Fear is your Biggest Obstacle - By Hal Blood

            I’ve had the privilege to talk to literally thousands of deer hunters over the years, whether at my Lodge, at Sportsman shows or doing my seminars on Hunting in the Big woods. Talking to other hunters has helped me understand a lot about what makes a deer hunter tick and especially the Big Woods deer hunter. Deer hunters all share the love of the outdoors in one way or another. Some are content to just get into the woods and enjoy the solitude without any big expectation of shooting a buck. They love to read deer hunting stories as well as talk deer hunting with friends.

            There is also a group of deer hunters who study deer hunting by reading every book and article they can get their hands on. They will try every trick or gadget that they have heard about thinking that they have found the silver bullet to getting a big buck. These hunters whether successful or not put a lot of effort into their hunting. If they are successful they are convinced it was because of the latest tip or gadget was responsible, so they will continue to hunt that way whether it ever works for them again or not. These hunters tend to be on information overload and do not know how to sort through it all and figure out what really work consistently for them.

            The other group of deer hunters are the ones that have achieved a consistent level of success and have the photos and mounts to prove it. These hunters where either taught by their father or another deer hunter who took them under their wing. They then continue to hone their skills throughout their hunting career and are willing to pass on the torch to the next generation. Anyone of these groups of hunters can move to the next level if they choose to. Many hunters are content to keep on hunting the way they always have and that is great. Hunting is not a competitive sport between hunters. It is about a hunter matching wits with their game.

            These categories of hunters hold true for the Big Woods hunters as well. I like to teach people about the ways of the Big Woods Whitetail. These bucks are so much different than any other, that hunters that have not experienced the Big Woods, have trouble comprehending the differences. I find that hunters are intrigued by Big Woods hunting and will read everything they can about it and the experiences of others. They love to hear the stories and watch videos of hunting in the Big Woods. Deer hunters from anywhere are the most intrigued by tracking. They would love to try it and a lot of them will plan a trip with the intent of doing so.  For a lot of hunters, that is where it ends. It took me a long time to figure out why it is that so many hunters have the interest but cannot seem to carry it through on their own. It finally dawned on me that it was “fear”. Fear of getting lost is the biggest fear followed by fear that they wouldn’t be able to do it alone.

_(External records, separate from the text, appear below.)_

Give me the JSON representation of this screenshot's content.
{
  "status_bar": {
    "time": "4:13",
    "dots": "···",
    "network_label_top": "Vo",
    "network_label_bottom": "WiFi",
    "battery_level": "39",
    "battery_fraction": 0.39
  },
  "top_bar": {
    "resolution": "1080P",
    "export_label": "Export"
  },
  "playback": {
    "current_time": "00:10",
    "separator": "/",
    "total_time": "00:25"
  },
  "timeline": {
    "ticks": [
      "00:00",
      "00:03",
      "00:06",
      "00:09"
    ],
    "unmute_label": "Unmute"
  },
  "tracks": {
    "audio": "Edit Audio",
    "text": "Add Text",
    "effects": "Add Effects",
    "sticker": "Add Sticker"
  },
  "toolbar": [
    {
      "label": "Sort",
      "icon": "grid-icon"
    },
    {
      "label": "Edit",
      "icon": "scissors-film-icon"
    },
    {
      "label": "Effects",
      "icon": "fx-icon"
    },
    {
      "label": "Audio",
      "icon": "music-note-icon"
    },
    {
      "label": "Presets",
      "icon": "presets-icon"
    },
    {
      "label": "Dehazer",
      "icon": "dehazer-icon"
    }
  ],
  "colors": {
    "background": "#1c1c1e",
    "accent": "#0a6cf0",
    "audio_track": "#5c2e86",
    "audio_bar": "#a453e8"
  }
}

            I’ve had several serious Big Woods hunters ask me if I was afraid that by teaching all the hunters about the Big Woods, that they would end up shooting all the bucks. I would just laugh and say, most of them will never do it! the truth is whether it’s deer hunting, golfing or skiing, there is only a small percentage of participants will ever put in the effort to get good at it. If you are one of the Big Woods hunters who just loves to be out there, good for you for being in the game. If you are the hunter who wants to make Big Woods hunting your addiction, you have to set yourself free from fear. The first step to this this is to learn map and compass inside and out. If you are comfortable knowing you will not get lost, your mind will be clear for the task at hand, which is chasing after a buck. It is really that simple. Fear of being lost will keep you from following that track wherever it may go. A GPS is a handy tool but do not trust your life on it. You can although, trust your life to your compass as generations of hunters have in the past.

            For all of you deer hunters, at whatever level you choose to pursue your passion, whether in the Big Woods or the farm country, thank you for keeping the tradition going. If you are like me and have got the Big Woods “disease”, for which there is no cure!

Good luck on the trail!